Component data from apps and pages

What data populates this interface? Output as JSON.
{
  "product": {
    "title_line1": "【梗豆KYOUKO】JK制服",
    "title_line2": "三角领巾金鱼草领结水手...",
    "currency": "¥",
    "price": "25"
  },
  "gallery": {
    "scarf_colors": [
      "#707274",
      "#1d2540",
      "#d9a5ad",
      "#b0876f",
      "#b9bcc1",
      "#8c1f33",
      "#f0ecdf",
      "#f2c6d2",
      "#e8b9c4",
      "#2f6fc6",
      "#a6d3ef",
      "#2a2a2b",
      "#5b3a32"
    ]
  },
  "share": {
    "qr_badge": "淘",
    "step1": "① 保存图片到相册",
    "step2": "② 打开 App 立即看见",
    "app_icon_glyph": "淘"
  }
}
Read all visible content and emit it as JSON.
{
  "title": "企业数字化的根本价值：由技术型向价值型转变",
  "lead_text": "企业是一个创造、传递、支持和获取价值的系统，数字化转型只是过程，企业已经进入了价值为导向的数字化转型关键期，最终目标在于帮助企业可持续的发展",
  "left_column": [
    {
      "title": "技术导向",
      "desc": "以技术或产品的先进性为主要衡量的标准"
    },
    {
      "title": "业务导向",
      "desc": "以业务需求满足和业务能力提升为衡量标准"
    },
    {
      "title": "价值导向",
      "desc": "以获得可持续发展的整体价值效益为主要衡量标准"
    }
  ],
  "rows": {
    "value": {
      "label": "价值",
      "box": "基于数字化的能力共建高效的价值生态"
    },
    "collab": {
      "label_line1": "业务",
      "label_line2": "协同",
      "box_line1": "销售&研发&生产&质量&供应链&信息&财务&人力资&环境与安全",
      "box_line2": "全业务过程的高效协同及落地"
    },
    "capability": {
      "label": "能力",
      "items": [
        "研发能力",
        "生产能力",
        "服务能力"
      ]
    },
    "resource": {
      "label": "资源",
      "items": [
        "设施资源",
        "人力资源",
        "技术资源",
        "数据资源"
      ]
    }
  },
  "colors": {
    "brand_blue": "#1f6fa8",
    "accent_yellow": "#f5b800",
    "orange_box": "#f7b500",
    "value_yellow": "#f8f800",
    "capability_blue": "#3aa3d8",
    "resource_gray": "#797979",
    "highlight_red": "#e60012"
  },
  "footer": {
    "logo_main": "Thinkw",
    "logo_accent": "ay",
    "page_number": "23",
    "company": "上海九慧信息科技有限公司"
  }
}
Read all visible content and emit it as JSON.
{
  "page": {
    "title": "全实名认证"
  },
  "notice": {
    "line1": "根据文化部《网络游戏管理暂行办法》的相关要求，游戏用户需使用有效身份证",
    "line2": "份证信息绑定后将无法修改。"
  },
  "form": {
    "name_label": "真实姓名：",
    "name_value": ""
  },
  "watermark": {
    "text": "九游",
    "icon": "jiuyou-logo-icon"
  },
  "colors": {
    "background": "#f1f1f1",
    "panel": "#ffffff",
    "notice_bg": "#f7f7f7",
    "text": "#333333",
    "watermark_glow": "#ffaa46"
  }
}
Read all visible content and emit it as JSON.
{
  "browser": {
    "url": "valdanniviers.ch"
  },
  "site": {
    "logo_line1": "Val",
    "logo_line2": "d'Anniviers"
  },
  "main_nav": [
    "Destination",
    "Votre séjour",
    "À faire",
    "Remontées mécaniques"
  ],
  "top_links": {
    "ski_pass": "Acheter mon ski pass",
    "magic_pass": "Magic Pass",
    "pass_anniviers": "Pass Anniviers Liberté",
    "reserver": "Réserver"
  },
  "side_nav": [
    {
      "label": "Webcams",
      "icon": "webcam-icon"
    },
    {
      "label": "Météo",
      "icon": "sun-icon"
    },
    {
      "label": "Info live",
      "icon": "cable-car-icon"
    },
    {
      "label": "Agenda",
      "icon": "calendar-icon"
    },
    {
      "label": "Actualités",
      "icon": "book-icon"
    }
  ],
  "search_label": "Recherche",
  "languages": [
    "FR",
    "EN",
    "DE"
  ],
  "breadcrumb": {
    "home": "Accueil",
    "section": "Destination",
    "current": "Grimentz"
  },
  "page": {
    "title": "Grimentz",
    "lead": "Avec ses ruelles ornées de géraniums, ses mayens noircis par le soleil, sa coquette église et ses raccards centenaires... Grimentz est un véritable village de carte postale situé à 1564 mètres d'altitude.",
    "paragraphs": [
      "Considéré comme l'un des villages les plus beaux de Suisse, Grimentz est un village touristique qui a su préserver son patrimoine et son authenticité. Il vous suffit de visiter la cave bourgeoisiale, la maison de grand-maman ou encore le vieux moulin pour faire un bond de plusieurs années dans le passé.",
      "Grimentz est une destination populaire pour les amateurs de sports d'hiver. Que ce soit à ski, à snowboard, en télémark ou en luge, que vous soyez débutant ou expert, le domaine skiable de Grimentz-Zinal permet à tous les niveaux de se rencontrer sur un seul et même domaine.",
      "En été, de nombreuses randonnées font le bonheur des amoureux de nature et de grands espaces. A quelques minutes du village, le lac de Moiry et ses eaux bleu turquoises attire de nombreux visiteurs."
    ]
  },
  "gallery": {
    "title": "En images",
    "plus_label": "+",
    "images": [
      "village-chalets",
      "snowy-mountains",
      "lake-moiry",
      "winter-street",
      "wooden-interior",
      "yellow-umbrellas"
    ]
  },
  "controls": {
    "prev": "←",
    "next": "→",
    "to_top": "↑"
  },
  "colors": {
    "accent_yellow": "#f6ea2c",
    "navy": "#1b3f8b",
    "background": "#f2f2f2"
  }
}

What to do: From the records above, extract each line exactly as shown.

Problem solution:
What data populates this interface? Output as JSON.
{
  "product": {
    "title_line1": "【梗豆KYOUKO】JK制服",
    "title_line2": "三角领巾金鱼草领结水手...",
    "currency": "¥",
    "price": "25"
  },
  "gallery": {
    "scarf_colors": [
      "#707274",
      "#1d2540",
      "#d9a5ad",
      "#b0876f",
      "#b9bcc1",
      "#8c1f33",
      "#f0ecdf",
      "#f2c6d2",
      "#e8b9c4",
      "#2f6fc6",
      "#a6d3ef",
      "#2a2a2b",
      "#5b3a32"
    ]
  },
  "share": {
    "qr_badge": "淘",
    "step1": "① 保存图片到相册",
    "step2": "② 打开 App 立即看见",
    "app_icon_glyph": "淘"
  }
}
Read all visible content and emit it as JSON.
{
  "title": "企业数字化的根本价值：由技术型向价值型转变",
  "lead_text": "企业是一个创造、传递、支持和获取价值的系统，数字化转型只是过程，企业已经进入了价值为导向的数字化转型关键期，最终目标在于帮助企业可持续的发展",
  "left_column": [
    {
      "title": "技术导向",
      "desc": "以技术或产品的先进性为主要衡量的标准"
    },
    {
      "title": "业务导向",
      "desc": "以业务需求满足和业务能力提升为衡量标准"
    },
    {
      "title": "价值导向",
      "desc": "以获得可持续发展的整体价值效益为主要衡量标准"
    }
  ],
  "rows": {
    "value": {
      "label": "价值",
      "box": "基于数字化的能力共建高效的价值生态"
    },
    "collab": {
      "label_line1": "业务",
      "label_line2": "协同",
      "box_line1": "销售&研发&生产&质量&供应链&信息&财务&人力资&环境与安全",
      "box_line2": "全业务过程的高效协同及落地"
    },
    "capability": {
      "label": "能力",
      "items": [
        "研发能力",
        "生产能力",
        "服务能力"
      ]
    },
    "resource": {
      "label": "资源",
      "items": [
        "设施资源",
        "人力资源",
        "技术资源",
        "数据资源"
      ]
    }
  },
  "colors": {
    "brand_blue": "#1f6fa8",
    "accent_yellow": "#f5b800",
    "orange_box": "#f7b500",
    "value_yellow": "#f8f800",
    "capability_blue": "#3aa3d8",
    "resource_gray": "#797979",
    "highlight_red": "#e60012"
  },
  "footer": {
    "logo_main": "Thinkw",
    "logo_accent": "ay",
    "page_number": "23",
    "company": "上海九慧信息科技有限公司"
  }
}
Read all visible content and emit it as JSON.
{
  "page": {
    "title": "全实名认证"
  },
  "notice": {
    "line1": "根据文化部《网络游戏管理暂行办法》的相关要求，游戏用户需使用有效身份证",
    "line2": "份证信息绑定后将无法修改。"
  },
  "form": {
    "name_label": "真实姓名：",
    "name_value": ""
  },
  "watermark": {
    "text": "九游",
    "icon": "jiuyou-logo-icon"
  },
  "colors": {
    "background": "#f1f1f1",
    "panel": "#ffffff",
    "notice_bg": "#f7f7f7",
    "text": "#333333",
    "watermark_glow": "#ffaa46"
  }
}
Read all visible content and emit it as JSON.
{
  "browser": {
    "url": "valdanniviers.ch"
  },
  "site": {
    "logo_line1": "Val",
    "logo_line2": "d'Anniviers"
  },
  "main_nav": [
    "Destination",
    "Votre séjour",
    "À faire",
    "Remontées mécaniques"
  ],
  "top_links": {
    "ski_pass": "Acheter mon ski pass",
    "magic_pass": "Magic Pass",
    "pass_anniviers": "Pass Anniviers Liberté",
    "reserver": "Réserver"
  },
  "side_nav": [
    {
      "label": "Webcams",
      "icon": "webcam-icon"
    },
    {
      "label": "Météo",
      "icon": "sun-icon"
    },
    {
      "label": "Info live",
      "icon": "cable-car-icon"
    },
    {
      "label": "Agenda",
      "icon": "calendar-icon"
    },
    {
      "label": "Actualités",
      "icon": "book-icon"
    }
  ],
  "search_label": "Recherche",
  "languages": [
    "FR",
    "EN",
    "DE"
  ],
  "breadcrumb": {
    "home": "Accueil",
    "section": "Destination",
    "current": "Grimentz"
  },
  "page": {
    "title": "Grimentz",
    "lead": "Avec ses ruelles ornées de géraniums, ses mayens noircis par le soleil, sa coquette église et ses raccards centenaires... Grimentz est un véritable village de carte postale situé à 1564 mètres d'altitude.",
    "paragraphs": [
      "Considéré comme l'un des villages les plus beaux de Suisse, Grimentz est un village touristique qui a su préserver son patrimoine et son authenticité. Il vous suffit de visiter la cave bourgeoisiale, la maison de grand-maman ou encore le vieux moulin pour faire un bond de plusieurs années dans le passé.",
      "Grimentz est une destination populaire pour les amateurs de sports d'hiver. Que ce soit à ski, à snowboard, en télémark ou en luge, que vous soyez débutant ou expert, le domaine skiable de Grimentz-Zinal permet à tous les niveaux de se rencontrer sur un seul et même domaine.",
      "En été, de nombreuses randonnées font le bonheur des amoureux de nature et de grands espaces. A quelques minutes du village, le lac de Moiry et ses eaux bleu turquoises attire de nombreux visiteurs."
    ]
  },
  "gallery": {
    "title": "En images",
    "plus_label": "+",
    "images": [
      "village-chalets",
      "snowy-mountains",
      "lake-moiry",
      "winter-street",
      "wooden-interior",
      "yellow-umbrellas"
    ]
  },
  "controls": {
    "prev": "←",
    "next": "→",
    "to_top": "↑"
  },
  "colors": {
    "accent_yellow": "#f6ea2c",
    "navy": "#1b3f8b",
    "background": "#f2f2f2"
  }
}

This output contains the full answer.